One of the best examples of a player being thrashed for their post-season play is Alex Rodriguez and his “failures” in the playoffs. A look at Rodriguez’s overall playoff numbers would not paint the picture that most people see or want to see. I am not getting into the Rodriguez mess right now though. I will however talk about another player that is getting killed for his lack of post-season success. It has reached the point where people have begun to doubt his regular season success. That player is C.J. Wilson.

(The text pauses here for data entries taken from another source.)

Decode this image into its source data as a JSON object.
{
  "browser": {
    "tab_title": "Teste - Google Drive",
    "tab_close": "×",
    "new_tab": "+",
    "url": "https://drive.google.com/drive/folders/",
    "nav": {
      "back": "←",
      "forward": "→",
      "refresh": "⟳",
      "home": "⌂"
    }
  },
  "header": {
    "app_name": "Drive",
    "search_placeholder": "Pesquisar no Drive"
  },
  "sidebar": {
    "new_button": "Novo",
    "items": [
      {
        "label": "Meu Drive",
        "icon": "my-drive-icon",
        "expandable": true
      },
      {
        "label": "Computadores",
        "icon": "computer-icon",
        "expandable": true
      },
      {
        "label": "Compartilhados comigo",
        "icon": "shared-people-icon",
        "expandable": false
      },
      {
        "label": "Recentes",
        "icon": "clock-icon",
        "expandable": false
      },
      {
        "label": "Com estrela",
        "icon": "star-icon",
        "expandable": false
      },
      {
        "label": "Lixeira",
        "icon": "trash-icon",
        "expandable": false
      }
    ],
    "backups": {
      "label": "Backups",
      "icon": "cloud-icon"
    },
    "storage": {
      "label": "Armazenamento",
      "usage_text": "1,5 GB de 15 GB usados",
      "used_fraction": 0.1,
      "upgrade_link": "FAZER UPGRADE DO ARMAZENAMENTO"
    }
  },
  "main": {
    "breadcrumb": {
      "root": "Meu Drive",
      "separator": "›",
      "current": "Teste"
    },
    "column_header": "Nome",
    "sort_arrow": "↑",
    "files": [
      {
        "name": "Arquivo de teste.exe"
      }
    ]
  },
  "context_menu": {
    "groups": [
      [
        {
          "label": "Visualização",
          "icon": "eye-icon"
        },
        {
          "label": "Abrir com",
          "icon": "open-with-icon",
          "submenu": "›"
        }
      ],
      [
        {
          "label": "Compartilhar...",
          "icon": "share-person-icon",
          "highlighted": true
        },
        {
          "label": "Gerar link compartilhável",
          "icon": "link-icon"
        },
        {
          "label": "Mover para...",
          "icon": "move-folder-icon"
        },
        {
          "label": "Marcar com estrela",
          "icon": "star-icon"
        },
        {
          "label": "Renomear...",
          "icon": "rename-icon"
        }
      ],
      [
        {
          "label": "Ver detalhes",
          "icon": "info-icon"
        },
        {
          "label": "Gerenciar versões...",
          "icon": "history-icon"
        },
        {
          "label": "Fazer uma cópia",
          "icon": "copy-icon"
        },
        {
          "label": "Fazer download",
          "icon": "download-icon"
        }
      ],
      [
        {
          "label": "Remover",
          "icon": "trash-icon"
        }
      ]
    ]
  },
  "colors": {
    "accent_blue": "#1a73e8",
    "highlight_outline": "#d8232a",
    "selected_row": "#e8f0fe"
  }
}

Let me get this started by saying, yes, I have been a huge advocate of the Marlins making a big run at Texas Rangers left-handed starter, C.J. Wilson. I will be the first to admit it, Wilson has not looked spectacular this post-season. Wilson this post-season has made five starts while posting a inflated 6.41 walk rate. Compare that to his 2.98 walk rate in 220+ innings and that that number looks awfully ridiculous. However, the 223-innings are a better indication of Wilson’s talent than the 16 innings he has tossed this post-season. The assumption that a lot of baseball “experts” may make is that “Wilson clearly does not have the make up or the nerves to handle post-season baseball.” That is ridiculous claim. Wilson is no worse a pitcher then he was when the season ended. On Fangraphs, Chris Cwik posted a wonderful article on this subject. Here is a little of what he had to say.
Since 2010 — when Wilson made the conversion to starting pitcher — he’s been one of the best pitchers in baseball. Over that period, Wilson ranks 9th in WAR among starting pitchers — better than Tim Lincecum, David Price and Jon Lester.
Those numbers are a lot more believable then the numbers Wilson has posted this season. Those are legitimate numbers. I have heard a lot of “Wilson has proved this post-season that he is not a true ace.” I will take the regular season numbers and say that he is. I think the Marlins would still be very wise at making a run at him.
Most GM’s do not get caught up in this crap. You can bet the Yankees, Rangers, Red Sox, and other suitors will still be lined up. One thing that Wilson’s post-season will do to his value is it will bring down the asking price. Instead of being offered probably a five-year contract worth about $18-20 million a season, Wilson will likely see a contract around $15 million a season. That is not a bad deal for a pitcher the caliber of Wilson. I think a fair offer from the Marlins would be at five-years $75-80 million.
The Marlins have shied away from long-term contracts for pitchers before, but Wilson’s lack of post-season success is not going to be one of them. The Marlins may point to his lack of experience or the risk of injury with a pitcher on a long-term deal. The teams that end up having success are the teams that usually take the biggest risks. And you do not need to be a big market team with a huge payroll to do that. Look at the Tampa Bay Rays last season with Johnny Damon. He paid off wonderfully for them. The Marlins need to make a big signing this off-season, and I still believe C.J. Wilson is that guy.